Highlights:

  • "It is shocking at another level that the White House would release these notes and felt that somehow this would help the president's case or cause. Because what those notes reflect is a classic Mafia-like shakedown of a foreign leader."
  • “Like any Mafia boss, the president didn't need to say, 'that's a nice country you have, it would be a shame if something happened to it,' because that was clear from the conversation. There is no quid pro quo necessary to betray your country or your oath of office. Even though many read this as a quid pro quo, I'm not concerned whether it is a quid pro quo or not.”
  • "Ukraine understood exactly what was being asked of it. Ukraine understood exactly what they needed from the United States, and that a president of the United States would interfere with our national security, would interfere with the national security of our ally and do so for the illicit purpose of trying to advance his election campaign ... is the most fundamental betrayal of his oath of office."
  • "You can see why they have worked so hard to deprive our committee of the whistleblower complaint. And in fact, the opinion by the Justice Department is startling in its own regard."

The big picture: Schiff is 1 of 6 key chairs tasked by Speaker Nancy Pelosi (D-Calif.) with presenting evidence for the House's formal impeachment inquiry.

  • Acting director of national intelligence Joseph Maguire will testify before the House Intelligence Committee in open session on Thursday.
  • Schiff is also currently in negotiations with the intelligence community whistleblower to have them testify before his committee as early as Thursday.

Go deeper: Read the memo of the Trump-Ukraine call

Go deeper

McConnell, McCarthy say 2017 tax law is "red line" in infrastructure talks

The top Republicans in the House and Senate told reporters after meeting with President Biden at the White House that "there is a bipartisan desire to get an outcome" on an infrastructure package, but stressed that revisiting the 2017 tax cuts is a "red line."

Why it matters: Wednesday marked the first time that Biden has hosted Senate Minority Leader Mitch McConnell (R-Ky.) and House Minority Leader Kevin McCarthy (R-Calif.) at the White House.

McCarthy: "I don't think anybody is questioning the legitimacy" of Biden's win

House Minority Leader Kevin McCarthy (R-Calif.) was asked Wednesday whether he was concerned about elevating Rep. Elise Stefanik (R-N.Y.) to GOP leadership after she has promoted baseless claims about the election.

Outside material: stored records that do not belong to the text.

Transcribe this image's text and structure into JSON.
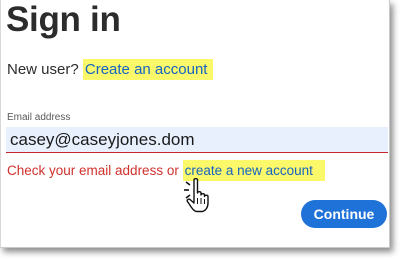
{
  "signin": {
    "title": "Sign in",
    "new_user_text": "New user?",
    "create_account_link": "Create an account",
    "email_label": "Email address",
    "email_value": "casey@caseyjones.dom",
    "error_text": "Check your email address or",
    "error_link": "create a new account",
    "continue_label": "Continue"
  },
  "colors": {
    "highlight": "#fbf86a",
    "link": "#1564c0",
    "error": "#d0312d",
    "button": "#1f73d8",
    "input_bg": "#e8f0fe"
  },
  "icons": {
    "cursor": "hand-pointer-icon"
  }
}
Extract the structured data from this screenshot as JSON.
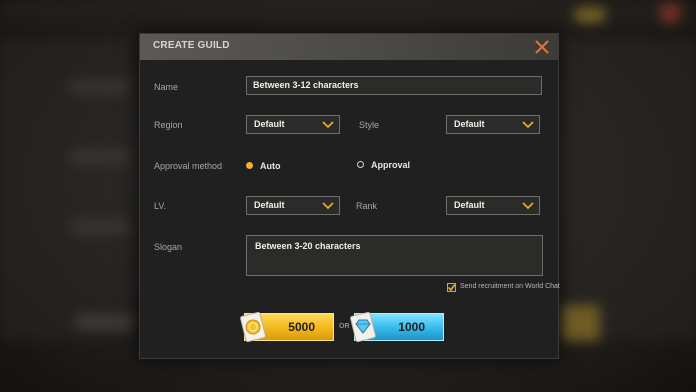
{
  "dialog": {
    "title": "CREATE GUILD",
    "close_icon": "close-icon"
  },
  "form": {
    "name_label": "Name",
    "name_value": "Between 3-12 characters",
    "region_label": "Region",
    "region_value": "Default",
    "style_label": "Style",
    "style_value": "Default",
    "approval_label": "Approval method",
    "approval_options": [
      {
        "label": "Auto",
        "selected": true
      },
      {
        "label": "Approval",
        "selected": false
      }
    ],
    "lv_label": "LV.",
    "lv_value": "Default",
    "rank_label": "Rank",
    "rank_value": "Default",
    "slogan_label": "Slogan",
    "slogan_value": "Between 3-20 characters",
    "recruit_label": "Send recruitment on World Chat",
    "recruit_checked": true
  },
  "purchase": {
    "gold_amount": "5000",
    "or_label": "OR",
    "diamond_amount": "1000"
  },
  "colors": {
    "accent_gold": "#f2b71b",
    "accent_blue": "#37b8ea",
    "close_orange": "#e3723a"
  }
}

He responded: "I don't think anybody is questioning the legitimacy of the presidential election."

Why it matters: Rep. Liz Cheney (R-Wyo.) was ousted as House GOP conference chair earlier Wednesday — in a vote that McCarthy supported — over her continued criticisms of former President Trump and his lies about election fraud.

Updated 2 hours ago - World

Gaza crisis: Casualties pile up with no signs of ceasefire from Israel, Hamas

Palestinians in the Gaza Strip leave their neighborhood on Wednesday following an explosion. Photo: li Jadallah/Anadolu Agency via Getty Images

Tel Aviv — With Israel and Hamas now engaged in their most destructive fight in seven years, the Biden administration is dispatching a State Department official to join the de-escalation efforts.

The latest: The Israeli air force attacked a meeting of senior Hamas military leaders on Wednesday in Gaza and reported it had killed the Gaza City Brigade commander and the heads of Hamas’ cyber arm and weapons research and development department, along with at least three other senior officials.